* _Problem description_:
Each entry should be restated word for word, with all pictures left out.

━━ Recorded information ━━

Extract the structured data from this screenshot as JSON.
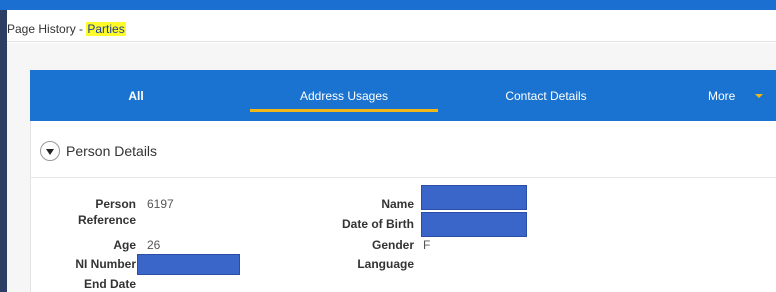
{
  "header": {
    "title_prefix": "Page History - ",
    "title_highlight": "Parties"
  },
  "tabs": [
    {
      "label": "All",
      "active": false
    },
    {
      "label": "Address Usages",
      "active": true
    },
    {
      "label": "Contact Details",
      "active": false
    },
    {
      "label": "More",
      "active": false
    }
  ],
  "section": {
    "title": "Person Details",
    "expanded": true
  },
  "fields": {
    "person_reference": {
      "label_line1": "Person",
      "label_line2": "Reference",
      "value": "6197"
    },
    "age": {
      "label": "Age",
      "value": "26"
    },
    "ni_number": {
      "label": "NI Number",
      "value": ""
    },
    "end_date": {
      "label": "End Date",
      "value": ""
    },
    "name": {
      "label": "Name",
      "value": ""
    },
    "date_of_birth": {
      "label": "Date of Birth",
      "value": ""
    },
    "gender": {
      "label": "Gender",
      "value": "F"
    },
    "language": {
      "label": "Language",
      "value": ""
    }
  },
  "colors": {
    "accent": "#1a73d1",
    "tab_underline": "#f2b817",
    "highlight": "#fffb2a",
    "redaction": "#3b66c9"
  }
}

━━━

* _Answer section_:
Extract the structured data from this screenshot as JSON.
{
  "header": {
    "title_prefix": "Page History - ",
    "title_highlight": "Parties"
  },
  "tabs": [
    {
      "label": "All",
      "active": false
    },
    {
      "label": "Address Usages",
      "active": true
    },
    {
      "label": "Contact Details",
      "active": false
    },
    {
      "label": "More",
      "active": false
    }
  ],
  "section": {
    "title": "Person Details",
    "expanded": true
  },
  "fields": {
    "person_reference": {
      "label_line1": "Person",
      "label_line2": "Reference",
      "value": "6197"
    },
    "age": {
      "label": "Age",
      "value": "26"
    },
    "ni_number": {
      "label": "NI Number",
      "value": ""
    },
    "end_date": {
      "label": "End Date",
      "value": ""
    },
    "name": {
      "label": "Name",
      "value": ""
    },
    "date_of_birth": {
      "label": "Date of Birth",
      "value": ""
    },
    "gender": {
      "label": "Gender",
      "value": "F"
    },
    "language": {
      "label": "Language",
      "value": ""
    }
  },
  "colors": {
    "accent": "#1a73d1",
    "tab_underline": "#f2b817",
    "highlight": "#fffb2a",
    "redaction": "#3b66c9"
  }
}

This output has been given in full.